*** Opening Exercise data ***
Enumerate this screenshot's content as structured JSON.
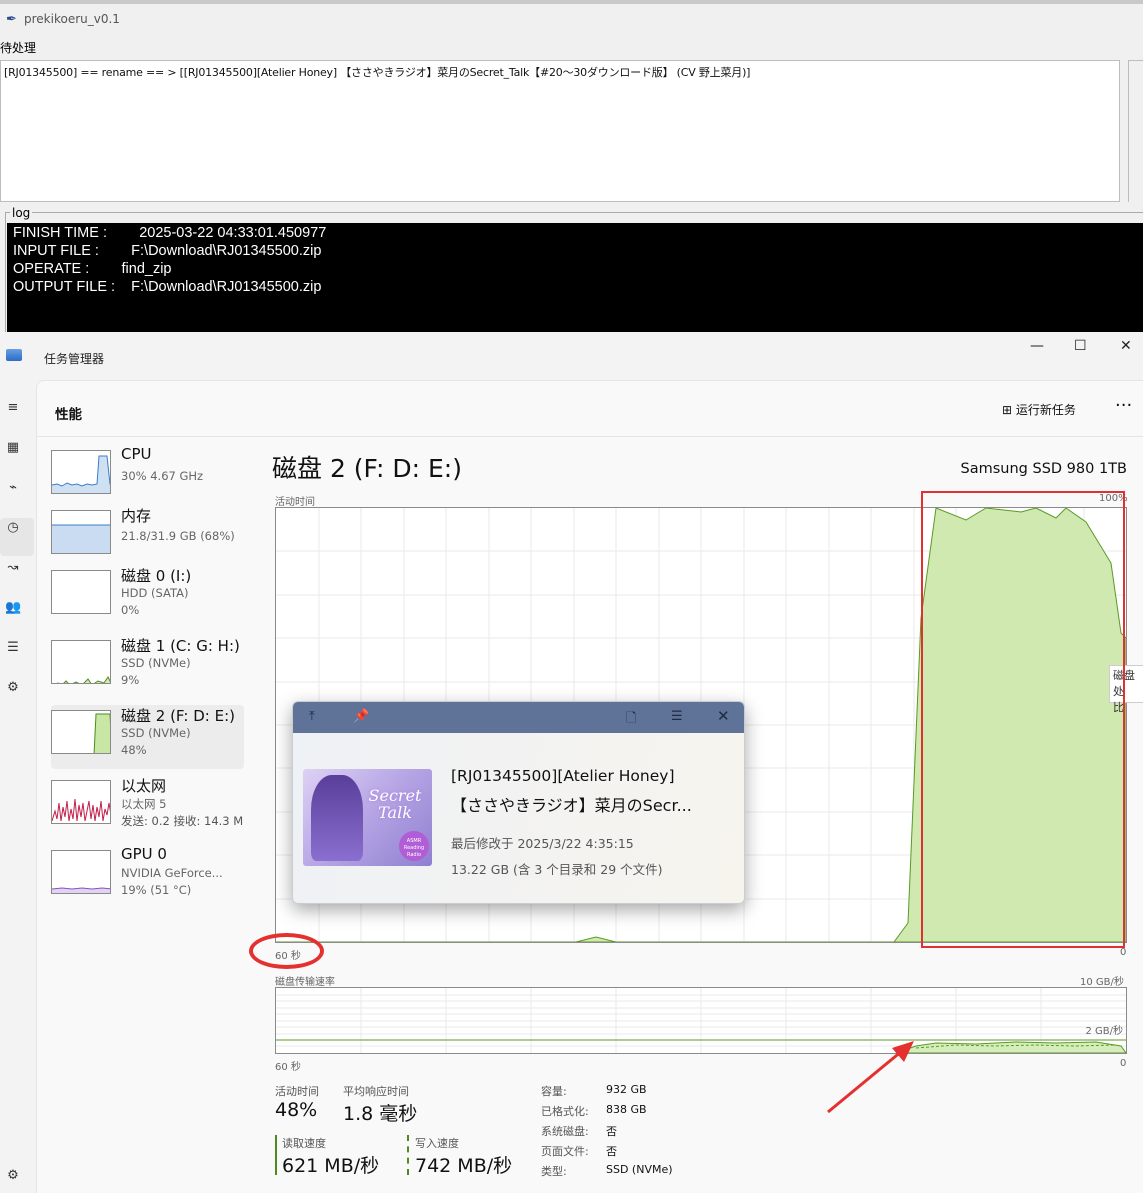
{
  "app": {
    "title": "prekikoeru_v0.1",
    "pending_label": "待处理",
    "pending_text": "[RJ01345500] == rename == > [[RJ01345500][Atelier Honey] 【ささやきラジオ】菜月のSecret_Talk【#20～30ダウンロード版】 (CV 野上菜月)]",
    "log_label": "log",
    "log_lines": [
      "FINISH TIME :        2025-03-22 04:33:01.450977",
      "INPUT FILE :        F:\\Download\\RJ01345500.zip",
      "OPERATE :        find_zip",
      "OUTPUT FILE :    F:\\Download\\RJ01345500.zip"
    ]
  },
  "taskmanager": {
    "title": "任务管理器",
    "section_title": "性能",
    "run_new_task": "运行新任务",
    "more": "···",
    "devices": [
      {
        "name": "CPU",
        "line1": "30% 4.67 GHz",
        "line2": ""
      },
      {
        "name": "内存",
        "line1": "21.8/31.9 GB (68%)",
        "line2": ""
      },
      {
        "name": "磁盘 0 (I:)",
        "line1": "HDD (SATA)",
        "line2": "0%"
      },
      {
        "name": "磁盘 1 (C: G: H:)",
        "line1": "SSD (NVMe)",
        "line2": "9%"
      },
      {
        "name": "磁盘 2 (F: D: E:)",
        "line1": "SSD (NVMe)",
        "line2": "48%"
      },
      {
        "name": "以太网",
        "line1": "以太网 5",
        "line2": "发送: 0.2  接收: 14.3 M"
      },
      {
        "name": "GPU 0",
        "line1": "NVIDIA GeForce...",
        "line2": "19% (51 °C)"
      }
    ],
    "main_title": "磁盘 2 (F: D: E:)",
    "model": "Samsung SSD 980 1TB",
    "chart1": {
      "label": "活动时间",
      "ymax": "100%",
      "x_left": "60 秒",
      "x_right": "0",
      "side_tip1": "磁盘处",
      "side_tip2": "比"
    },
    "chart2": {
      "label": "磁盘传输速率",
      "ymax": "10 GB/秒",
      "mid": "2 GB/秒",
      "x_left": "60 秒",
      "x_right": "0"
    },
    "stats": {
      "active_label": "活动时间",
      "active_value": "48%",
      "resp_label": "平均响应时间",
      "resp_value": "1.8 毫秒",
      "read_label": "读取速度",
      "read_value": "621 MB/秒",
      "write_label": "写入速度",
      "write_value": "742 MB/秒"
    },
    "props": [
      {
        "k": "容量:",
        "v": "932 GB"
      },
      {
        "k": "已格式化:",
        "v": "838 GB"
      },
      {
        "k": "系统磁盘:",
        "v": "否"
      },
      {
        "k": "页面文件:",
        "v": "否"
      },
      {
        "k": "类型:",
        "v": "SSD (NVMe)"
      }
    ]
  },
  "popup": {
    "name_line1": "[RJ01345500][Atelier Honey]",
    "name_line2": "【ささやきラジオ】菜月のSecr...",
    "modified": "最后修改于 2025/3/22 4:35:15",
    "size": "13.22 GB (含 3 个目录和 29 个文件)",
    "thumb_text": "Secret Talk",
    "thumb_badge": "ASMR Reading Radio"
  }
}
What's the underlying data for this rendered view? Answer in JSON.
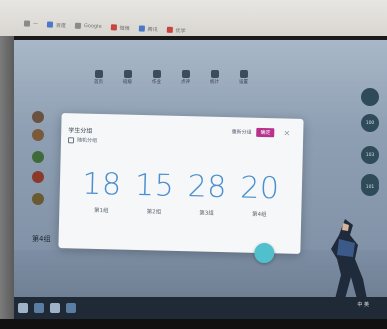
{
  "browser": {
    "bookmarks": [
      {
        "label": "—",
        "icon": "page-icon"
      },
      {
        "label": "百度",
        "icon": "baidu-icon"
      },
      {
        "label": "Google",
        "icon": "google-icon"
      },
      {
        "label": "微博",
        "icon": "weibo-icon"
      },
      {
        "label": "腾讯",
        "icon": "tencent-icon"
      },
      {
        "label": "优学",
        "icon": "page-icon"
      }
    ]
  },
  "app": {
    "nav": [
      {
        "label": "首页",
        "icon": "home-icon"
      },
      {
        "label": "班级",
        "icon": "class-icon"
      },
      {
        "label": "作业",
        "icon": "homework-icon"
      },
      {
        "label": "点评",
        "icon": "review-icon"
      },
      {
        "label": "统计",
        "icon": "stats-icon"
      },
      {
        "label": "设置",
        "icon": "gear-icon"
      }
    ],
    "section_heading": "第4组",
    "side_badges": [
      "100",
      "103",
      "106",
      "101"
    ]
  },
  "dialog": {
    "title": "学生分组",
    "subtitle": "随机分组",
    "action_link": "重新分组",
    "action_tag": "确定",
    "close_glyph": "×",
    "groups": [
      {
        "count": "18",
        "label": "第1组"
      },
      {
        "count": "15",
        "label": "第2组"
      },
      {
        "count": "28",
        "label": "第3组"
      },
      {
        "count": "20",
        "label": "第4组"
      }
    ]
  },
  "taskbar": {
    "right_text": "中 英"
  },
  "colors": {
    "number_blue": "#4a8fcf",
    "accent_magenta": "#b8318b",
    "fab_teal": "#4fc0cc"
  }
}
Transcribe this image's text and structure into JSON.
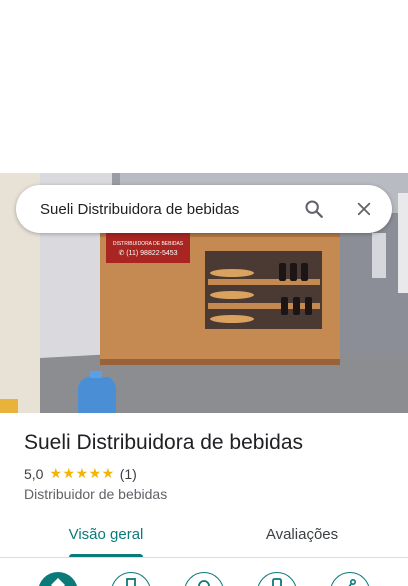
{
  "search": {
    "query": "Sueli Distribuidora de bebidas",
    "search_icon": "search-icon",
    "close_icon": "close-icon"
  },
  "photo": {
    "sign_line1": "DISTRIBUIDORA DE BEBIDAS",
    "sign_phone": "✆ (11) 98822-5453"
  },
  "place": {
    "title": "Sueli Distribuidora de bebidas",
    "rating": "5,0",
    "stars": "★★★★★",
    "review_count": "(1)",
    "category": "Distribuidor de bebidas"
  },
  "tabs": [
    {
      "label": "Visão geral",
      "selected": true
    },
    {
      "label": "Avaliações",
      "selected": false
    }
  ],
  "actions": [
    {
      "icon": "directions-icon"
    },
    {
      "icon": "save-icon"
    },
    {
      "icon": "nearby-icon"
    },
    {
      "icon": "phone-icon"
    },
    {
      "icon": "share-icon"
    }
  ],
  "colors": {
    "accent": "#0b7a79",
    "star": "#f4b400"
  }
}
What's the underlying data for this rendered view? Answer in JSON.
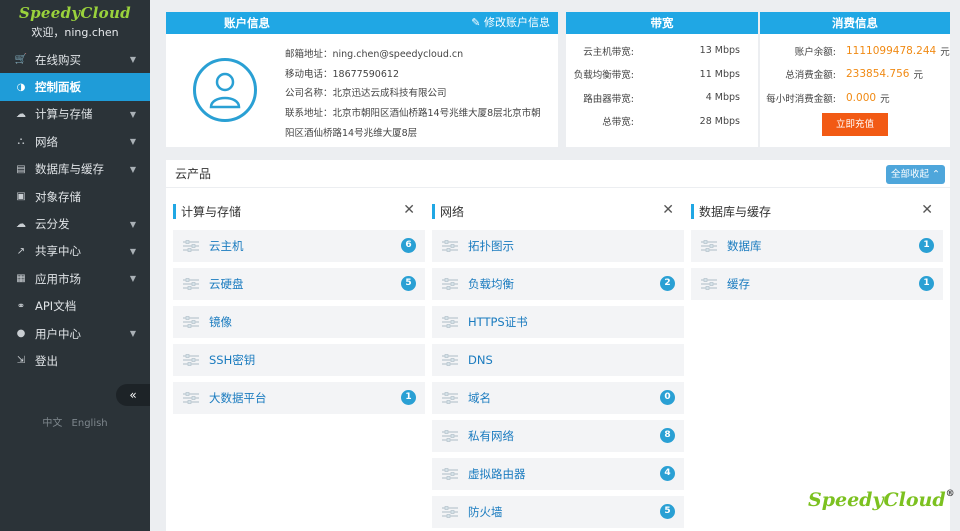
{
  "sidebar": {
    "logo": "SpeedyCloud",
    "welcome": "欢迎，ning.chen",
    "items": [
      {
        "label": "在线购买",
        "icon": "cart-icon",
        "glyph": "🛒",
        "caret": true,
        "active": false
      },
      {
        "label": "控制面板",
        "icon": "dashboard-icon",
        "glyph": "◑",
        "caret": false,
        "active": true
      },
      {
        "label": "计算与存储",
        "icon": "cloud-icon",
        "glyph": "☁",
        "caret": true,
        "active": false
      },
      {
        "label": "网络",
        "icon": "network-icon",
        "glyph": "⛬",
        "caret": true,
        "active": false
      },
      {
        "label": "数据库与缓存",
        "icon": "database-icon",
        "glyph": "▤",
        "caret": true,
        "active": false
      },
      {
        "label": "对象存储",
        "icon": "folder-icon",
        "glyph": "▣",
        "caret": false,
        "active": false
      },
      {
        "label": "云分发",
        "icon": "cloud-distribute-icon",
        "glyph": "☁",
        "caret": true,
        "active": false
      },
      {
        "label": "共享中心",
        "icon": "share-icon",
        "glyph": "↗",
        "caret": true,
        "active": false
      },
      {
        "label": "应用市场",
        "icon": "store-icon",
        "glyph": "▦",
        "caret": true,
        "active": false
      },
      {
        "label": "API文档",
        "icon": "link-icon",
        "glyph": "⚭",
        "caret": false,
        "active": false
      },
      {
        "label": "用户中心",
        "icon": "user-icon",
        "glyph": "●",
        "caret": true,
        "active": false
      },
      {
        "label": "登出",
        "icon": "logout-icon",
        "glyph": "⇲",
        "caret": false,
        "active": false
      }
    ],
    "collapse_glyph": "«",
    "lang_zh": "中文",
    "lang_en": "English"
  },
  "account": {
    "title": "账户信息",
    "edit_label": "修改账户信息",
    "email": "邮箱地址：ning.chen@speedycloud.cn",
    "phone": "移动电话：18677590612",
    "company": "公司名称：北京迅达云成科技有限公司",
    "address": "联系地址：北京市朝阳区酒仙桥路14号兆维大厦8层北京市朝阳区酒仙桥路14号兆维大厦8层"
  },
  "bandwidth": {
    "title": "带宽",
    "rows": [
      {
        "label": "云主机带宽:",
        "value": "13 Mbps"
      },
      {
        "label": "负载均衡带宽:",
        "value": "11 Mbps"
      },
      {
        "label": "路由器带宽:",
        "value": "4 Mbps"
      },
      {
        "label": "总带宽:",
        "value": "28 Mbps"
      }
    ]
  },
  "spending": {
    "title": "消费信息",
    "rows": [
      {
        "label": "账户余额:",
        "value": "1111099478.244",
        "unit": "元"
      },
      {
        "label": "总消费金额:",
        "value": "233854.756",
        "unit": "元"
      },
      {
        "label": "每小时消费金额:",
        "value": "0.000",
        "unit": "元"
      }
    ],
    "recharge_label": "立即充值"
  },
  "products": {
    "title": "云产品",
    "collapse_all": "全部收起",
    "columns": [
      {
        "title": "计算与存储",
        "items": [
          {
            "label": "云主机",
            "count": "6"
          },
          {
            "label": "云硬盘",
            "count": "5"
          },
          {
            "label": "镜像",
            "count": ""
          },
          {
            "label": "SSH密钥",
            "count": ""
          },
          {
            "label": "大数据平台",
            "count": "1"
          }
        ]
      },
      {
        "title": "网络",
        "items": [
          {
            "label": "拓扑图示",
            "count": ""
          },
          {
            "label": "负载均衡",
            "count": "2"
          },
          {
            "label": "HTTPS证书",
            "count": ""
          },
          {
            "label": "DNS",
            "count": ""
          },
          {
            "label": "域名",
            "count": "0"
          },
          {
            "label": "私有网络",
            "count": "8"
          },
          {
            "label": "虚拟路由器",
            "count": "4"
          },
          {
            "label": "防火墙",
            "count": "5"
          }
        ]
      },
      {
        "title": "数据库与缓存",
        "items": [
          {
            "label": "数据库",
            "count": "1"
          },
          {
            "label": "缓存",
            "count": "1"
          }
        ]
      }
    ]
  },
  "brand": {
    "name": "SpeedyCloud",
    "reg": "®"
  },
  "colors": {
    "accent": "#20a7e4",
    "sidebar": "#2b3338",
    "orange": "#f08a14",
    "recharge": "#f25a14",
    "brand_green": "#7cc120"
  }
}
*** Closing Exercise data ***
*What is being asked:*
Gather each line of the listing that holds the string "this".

*Expected output:*
Enumerate this screenshot's content as structured JSON.
What's the underlying data for this rendered view? Answer in JSON.
Transcribe this image's text and structure into JSON.
What's the underlying data for this rendered view? Answer in JSON.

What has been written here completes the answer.